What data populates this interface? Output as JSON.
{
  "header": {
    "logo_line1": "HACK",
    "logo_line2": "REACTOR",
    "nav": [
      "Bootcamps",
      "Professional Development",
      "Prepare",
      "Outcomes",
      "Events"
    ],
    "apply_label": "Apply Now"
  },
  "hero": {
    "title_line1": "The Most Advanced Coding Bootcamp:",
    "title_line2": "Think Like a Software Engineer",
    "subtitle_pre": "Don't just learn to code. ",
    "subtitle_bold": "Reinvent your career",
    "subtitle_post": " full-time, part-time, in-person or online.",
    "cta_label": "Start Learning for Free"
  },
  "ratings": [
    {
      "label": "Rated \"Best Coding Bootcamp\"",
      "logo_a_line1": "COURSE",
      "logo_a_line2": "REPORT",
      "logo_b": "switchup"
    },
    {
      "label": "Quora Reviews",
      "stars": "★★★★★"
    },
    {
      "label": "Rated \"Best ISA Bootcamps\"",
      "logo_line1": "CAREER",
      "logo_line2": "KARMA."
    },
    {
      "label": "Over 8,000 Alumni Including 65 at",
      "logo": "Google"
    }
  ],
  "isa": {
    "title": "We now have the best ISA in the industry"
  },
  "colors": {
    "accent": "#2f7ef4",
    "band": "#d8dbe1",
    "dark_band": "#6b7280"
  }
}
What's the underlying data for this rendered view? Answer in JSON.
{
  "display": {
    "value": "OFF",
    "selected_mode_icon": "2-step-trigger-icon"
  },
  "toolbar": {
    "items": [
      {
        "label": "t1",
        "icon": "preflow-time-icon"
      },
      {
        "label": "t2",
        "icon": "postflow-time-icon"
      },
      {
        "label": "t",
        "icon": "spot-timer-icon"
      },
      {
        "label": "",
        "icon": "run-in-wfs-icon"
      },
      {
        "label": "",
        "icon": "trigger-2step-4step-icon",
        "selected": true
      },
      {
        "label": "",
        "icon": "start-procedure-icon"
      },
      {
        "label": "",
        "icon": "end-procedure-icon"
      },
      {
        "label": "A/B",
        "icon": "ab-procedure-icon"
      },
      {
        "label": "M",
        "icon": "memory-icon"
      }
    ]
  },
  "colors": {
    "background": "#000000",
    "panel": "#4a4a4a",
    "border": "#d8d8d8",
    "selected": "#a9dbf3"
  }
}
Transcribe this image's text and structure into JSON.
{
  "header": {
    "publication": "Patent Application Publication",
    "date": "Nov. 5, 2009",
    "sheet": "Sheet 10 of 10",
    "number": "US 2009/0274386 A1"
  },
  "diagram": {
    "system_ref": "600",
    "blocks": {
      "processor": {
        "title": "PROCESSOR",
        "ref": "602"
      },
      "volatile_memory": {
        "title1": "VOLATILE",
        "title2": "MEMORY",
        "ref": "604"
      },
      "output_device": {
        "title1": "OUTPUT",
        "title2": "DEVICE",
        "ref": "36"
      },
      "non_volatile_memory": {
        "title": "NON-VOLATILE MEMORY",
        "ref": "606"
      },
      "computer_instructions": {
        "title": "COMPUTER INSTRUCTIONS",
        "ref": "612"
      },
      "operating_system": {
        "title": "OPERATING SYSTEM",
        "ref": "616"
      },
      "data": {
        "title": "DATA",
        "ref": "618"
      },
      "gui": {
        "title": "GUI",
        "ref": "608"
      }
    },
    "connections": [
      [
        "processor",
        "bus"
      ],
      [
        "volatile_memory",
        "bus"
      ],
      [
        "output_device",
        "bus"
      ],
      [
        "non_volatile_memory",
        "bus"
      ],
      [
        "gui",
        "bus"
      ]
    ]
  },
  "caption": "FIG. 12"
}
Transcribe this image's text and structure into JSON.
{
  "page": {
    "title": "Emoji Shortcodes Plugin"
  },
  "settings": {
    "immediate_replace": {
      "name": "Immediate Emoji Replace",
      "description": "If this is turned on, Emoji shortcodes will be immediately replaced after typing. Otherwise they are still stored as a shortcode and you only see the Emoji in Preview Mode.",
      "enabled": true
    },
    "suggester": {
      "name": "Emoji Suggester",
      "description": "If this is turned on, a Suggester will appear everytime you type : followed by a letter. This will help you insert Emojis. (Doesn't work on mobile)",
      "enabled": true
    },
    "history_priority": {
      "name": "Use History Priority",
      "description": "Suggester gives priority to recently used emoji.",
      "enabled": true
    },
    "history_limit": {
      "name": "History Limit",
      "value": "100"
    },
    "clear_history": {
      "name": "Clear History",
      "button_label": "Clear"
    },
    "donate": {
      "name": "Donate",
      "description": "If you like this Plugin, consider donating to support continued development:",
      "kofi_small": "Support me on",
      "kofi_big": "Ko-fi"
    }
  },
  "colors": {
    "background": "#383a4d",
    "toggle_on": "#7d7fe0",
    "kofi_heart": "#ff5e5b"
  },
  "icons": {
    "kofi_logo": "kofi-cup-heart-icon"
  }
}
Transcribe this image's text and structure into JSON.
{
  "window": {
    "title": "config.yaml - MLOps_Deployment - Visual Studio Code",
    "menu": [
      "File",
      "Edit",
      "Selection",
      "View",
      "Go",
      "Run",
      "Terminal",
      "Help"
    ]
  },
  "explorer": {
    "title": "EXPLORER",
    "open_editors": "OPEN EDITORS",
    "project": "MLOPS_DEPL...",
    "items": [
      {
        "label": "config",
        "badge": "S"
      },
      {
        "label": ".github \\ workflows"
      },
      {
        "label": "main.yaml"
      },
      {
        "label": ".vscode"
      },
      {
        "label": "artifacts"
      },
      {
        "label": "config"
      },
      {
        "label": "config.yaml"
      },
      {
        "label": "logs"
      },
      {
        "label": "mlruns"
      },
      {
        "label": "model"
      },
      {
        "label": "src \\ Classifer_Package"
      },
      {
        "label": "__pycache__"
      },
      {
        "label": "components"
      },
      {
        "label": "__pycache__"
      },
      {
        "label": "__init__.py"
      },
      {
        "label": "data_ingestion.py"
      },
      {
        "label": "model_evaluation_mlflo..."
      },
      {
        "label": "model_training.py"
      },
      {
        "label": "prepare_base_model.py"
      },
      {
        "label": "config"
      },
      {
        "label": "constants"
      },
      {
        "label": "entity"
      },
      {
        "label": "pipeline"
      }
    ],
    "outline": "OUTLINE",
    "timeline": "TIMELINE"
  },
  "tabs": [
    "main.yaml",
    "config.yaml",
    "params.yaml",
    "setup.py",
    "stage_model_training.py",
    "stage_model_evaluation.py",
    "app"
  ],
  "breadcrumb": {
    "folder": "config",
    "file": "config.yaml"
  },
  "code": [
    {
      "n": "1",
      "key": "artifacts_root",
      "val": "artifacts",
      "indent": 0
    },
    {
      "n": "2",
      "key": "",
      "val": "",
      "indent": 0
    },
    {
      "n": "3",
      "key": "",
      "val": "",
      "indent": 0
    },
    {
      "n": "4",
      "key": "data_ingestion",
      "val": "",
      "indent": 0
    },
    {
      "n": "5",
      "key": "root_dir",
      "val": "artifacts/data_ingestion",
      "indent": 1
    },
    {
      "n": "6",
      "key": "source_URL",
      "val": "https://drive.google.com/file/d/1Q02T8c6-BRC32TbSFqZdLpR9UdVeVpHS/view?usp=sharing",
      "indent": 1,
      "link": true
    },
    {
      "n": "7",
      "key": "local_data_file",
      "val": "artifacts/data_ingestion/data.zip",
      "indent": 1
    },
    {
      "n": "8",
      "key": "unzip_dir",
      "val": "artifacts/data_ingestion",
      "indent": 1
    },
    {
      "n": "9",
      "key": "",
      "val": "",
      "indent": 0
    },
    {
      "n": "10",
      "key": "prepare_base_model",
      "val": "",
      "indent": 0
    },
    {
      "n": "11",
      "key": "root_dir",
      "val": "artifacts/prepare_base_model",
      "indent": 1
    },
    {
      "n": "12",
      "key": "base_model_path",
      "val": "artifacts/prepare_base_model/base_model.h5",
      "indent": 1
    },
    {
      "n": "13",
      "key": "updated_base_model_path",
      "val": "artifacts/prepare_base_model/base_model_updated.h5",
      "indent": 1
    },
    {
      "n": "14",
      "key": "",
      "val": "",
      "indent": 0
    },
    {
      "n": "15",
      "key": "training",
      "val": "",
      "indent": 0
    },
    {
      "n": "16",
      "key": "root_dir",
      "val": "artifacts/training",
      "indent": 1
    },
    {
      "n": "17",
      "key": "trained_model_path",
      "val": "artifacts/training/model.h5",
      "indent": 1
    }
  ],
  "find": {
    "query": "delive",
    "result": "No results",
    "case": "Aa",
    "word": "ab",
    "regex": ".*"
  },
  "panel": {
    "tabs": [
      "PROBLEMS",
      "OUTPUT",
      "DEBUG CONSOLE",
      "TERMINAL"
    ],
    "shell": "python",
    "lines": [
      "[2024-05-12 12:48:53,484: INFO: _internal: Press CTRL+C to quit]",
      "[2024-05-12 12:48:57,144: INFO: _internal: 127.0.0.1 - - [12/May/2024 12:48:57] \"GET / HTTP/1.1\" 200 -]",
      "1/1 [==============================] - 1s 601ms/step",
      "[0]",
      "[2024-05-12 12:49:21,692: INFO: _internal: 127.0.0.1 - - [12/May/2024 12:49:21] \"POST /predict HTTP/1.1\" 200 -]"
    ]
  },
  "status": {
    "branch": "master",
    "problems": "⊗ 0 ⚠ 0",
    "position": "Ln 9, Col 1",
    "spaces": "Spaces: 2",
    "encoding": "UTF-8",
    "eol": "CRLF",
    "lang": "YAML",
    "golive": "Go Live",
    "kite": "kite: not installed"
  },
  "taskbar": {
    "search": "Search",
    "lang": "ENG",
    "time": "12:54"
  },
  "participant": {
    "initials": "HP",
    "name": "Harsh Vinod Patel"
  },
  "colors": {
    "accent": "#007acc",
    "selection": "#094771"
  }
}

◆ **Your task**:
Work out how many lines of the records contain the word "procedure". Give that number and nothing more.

◆ **Solution**:
3